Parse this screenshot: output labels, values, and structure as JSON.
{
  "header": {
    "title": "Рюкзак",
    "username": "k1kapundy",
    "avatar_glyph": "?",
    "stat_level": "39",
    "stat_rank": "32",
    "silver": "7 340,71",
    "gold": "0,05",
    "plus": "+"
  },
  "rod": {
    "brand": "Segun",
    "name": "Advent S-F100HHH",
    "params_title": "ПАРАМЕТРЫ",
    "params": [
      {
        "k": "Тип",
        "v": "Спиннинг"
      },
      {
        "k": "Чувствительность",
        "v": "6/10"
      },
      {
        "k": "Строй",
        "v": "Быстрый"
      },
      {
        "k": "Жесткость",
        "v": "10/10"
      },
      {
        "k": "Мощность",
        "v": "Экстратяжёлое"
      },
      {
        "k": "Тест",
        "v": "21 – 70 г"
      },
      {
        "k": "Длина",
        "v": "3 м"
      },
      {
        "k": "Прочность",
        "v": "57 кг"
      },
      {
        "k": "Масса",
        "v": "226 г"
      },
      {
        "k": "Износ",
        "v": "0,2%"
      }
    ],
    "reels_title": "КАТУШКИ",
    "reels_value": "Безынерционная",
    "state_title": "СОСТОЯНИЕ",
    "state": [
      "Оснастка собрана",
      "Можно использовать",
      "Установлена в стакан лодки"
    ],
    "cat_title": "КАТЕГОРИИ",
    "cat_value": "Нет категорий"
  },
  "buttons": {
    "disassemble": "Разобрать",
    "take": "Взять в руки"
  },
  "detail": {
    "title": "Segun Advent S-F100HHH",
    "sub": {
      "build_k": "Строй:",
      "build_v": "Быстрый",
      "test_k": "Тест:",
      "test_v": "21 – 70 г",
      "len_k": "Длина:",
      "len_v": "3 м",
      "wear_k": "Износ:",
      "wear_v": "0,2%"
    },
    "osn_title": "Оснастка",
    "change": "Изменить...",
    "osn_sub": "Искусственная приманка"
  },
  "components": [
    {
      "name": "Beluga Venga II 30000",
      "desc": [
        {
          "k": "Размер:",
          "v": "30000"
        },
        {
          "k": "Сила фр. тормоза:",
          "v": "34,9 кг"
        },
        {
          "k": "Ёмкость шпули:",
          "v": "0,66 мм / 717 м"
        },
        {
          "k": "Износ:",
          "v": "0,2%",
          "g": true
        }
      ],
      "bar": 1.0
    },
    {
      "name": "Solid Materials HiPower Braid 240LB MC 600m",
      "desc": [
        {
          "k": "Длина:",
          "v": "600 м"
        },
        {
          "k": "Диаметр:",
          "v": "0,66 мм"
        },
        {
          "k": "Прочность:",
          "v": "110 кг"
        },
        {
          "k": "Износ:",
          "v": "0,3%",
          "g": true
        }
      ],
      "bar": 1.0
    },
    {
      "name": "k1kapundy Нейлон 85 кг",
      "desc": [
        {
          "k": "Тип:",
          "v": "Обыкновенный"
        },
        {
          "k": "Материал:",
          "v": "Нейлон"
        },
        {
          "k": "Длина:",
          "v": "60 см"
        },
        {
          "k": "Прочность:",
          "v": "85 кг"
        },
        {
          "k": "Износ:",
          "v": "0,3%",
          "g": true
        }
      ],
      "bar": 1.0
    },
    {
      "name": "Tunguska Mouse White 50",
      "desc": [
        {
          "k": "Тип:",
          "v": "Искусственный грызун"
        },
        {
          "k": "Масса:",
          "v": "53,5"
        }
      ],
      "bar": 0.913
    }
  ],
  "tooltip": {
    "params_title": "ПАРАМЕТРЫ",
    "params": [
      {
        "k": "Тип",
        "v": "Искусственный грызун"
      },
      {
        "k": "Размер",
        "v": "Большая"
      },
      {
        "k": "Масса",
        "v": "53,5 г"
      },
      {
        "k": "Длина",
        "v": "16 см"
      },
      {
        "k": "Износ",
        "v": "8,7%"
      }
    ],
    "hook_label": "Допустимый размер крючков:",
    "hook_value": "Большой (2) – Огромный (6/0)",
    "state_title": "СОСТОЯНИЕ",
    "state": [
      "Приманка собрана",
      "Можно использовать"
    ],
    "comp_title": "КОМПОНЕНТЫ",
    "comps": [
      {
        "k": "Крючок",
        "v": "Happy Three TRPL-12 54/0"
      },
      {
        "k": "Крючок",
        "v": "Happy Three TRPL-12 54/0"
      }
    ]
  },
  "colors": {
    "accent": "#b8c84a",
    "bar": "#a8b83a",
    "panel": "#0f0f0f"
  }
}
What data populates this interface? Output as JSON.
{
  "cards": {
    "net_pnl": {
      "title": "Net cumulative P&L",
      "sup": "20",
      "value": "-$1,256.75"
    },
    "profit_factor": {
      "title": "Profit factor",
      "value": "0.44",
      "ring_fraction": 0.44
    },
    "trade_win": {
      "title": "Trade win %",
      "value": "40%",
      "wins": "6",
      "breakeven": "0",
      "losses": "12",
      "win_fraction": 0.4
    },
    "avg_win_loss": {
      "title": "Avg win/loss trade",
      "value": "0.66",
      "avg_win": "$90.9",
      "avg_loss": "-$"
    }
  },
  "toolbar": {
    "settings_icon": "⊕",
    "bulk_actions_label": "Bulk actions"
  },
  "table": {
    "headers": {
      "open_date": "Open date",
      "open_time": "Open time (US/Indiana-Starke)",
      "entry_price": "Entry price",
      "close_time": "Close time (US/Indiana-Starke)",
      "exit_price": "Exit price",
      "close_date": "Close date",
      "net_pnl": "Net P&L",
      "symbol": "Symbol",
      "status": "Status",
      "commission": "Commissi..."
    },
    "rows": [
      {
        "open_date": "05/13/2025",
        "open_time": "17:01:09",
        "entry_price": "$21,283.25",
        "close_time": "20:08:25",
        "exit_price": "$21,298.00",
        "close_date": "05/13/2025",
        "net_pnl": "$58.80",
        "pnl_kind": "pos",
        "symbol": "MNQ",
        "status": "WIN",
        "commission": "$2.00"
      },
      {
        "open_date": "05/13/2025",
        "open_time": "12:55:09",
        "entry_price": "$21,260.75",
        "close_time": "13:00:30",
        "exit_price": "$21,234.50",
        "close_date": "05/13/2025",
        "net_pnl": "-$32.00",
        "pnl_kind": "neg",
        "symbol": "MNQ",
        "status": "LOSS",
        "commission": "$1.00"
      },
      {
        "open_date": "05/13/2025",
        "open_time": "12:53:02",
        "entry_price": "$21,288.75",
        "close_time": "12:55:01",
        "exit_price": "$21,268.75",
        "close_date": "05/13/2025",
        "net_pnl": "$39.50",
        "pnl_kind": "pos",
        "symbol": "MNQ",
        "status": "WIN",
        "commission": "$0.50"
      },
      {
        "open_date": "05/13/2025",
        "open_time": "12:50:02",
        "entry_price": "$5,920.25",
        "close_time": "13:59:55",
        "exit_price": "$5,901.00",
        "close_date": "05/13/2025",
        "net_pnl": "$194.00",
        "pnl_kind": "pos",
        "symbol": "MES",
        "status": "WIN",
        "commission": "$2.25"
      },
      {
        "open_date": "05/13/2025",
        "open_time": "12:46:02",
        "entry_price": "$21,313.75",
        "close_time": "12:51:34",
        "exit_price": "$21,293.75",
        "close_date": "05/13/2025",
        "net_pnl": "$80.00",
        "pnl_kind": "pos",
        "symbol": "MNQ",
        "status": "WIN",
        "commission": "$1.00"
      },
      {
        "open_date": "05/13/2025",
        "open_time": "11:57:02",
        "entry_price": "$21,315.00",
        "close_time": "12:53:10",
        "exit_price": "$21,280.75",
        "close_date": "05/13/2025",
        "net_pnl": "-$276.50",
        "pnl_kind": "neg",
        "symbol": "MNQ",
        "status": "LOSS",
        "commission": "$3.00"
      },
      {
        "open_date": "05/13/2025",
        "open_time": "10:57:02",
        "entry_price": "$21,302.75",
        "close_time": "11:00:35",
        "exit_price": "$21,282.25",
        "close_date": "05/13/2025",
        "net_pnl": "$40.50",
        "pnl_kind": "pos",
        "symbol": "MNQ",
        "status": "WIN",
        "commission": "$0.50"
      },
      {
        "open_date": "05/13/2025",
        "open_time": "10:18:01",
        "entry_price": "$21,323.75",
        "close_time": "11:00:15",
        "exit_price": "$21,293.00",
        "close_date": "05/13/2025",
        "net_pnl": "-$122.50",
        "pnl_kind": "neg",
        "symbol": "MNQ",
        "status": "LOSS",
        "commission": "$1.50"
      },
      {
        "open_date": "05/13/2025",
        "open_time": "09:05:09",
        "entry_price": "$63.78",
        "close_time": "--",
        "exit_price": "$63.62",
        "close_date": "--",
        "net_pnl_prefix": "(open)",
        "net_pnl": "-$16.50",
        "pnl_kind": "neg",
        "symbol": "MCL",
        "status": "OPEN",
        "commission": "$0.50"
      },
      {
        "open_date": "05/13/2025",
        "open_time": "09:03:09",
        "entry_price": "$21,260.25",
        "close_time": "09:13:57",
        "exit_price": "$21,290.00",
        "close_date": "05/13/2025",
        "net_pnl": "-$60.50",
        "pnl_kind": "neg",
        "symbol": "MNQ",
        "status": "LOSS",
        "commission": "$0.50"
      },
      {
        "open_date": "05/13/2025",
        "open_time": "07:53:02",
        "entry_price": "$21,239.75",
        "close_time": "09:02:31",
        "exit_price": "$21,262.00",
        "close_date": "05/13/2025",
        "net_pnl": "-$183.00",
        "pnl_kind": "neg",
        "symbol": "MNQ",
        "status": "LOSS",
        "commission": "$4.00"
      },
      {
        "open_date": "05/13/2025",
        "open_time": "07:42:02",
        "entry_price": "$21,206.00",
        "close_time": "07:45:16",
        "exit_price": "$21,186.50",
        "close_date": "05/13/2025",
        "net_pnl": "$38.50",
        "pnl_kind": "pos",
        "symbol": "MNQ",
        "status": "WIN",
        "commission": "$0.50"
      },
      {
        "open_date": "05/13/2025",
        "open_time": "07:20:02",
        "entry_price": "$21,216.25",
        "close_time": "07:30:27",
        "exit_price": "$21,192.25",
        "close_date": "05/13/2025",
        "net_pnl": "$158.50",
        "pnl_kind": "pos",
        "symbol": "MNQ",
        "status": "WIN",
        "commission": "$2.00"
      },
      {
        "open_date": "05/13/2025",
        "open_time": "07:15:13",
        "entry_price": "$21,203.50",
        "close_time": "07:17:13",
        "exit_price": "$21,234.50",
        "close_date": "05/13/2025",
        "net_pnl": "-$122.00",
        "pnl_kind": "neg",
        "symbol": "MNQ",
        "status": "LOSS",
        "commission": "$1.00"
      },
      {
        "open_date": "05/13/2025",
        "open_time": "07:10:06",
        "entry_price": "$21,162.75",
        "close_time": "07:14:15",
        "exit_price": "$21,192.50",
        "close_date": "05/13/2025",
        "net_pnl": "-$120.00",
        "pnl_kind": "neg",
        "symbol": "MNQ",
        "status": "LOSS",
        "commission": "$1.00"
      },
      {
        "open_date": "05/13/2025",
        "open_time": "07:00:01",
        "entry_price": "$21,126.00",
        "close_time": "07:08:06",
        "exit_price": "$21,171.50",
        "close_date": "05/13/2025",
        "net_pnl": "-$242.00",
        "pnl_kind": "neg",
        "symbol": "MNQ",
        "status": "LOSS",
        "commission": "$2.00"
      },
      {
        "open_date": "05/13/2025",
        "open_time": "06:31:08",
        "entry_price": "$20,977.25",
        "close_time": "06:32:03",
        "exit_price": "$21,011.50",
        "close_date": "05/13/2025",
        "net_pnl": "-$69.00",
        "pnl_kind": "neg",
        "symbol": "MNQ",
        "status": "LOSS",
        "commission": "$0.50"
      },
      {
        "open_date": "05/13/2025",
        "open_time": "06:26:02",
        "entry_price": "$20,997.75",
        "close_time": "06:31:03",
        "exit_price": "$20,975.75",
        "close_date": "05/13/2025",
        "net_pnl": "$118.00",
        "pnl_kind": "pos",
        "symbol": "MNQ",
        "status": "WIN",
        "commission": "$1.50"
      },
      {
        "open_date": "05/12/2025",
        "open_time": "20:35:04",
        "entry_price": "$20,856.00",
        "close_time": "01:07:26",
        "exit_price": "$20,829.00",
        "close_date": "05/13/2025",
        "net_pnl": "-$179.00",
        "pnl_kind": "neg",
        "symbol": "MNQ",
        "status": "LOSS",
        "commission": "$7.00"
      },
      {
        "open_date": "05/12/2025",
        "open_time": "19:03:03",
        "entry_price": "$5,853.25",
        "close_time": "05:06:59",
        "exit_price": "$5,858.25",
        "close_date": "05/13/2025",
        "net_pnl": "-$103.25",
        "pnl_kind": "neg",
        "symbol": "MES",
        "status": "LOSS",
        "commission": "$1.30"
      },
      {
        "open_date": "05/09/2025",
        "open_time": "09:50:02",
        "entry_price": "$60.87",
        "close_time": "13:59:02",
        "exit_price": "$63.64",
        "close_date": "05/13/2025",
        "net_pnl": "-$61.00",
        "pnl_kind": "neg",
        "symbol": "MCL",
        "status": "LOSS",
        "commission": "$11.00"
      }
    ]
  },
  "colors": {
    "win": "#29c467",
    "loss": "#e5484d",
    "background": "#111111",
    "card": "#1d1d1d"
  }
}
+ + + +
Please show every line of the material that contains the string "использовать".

      "Можно использовать",
      "Можно использовать"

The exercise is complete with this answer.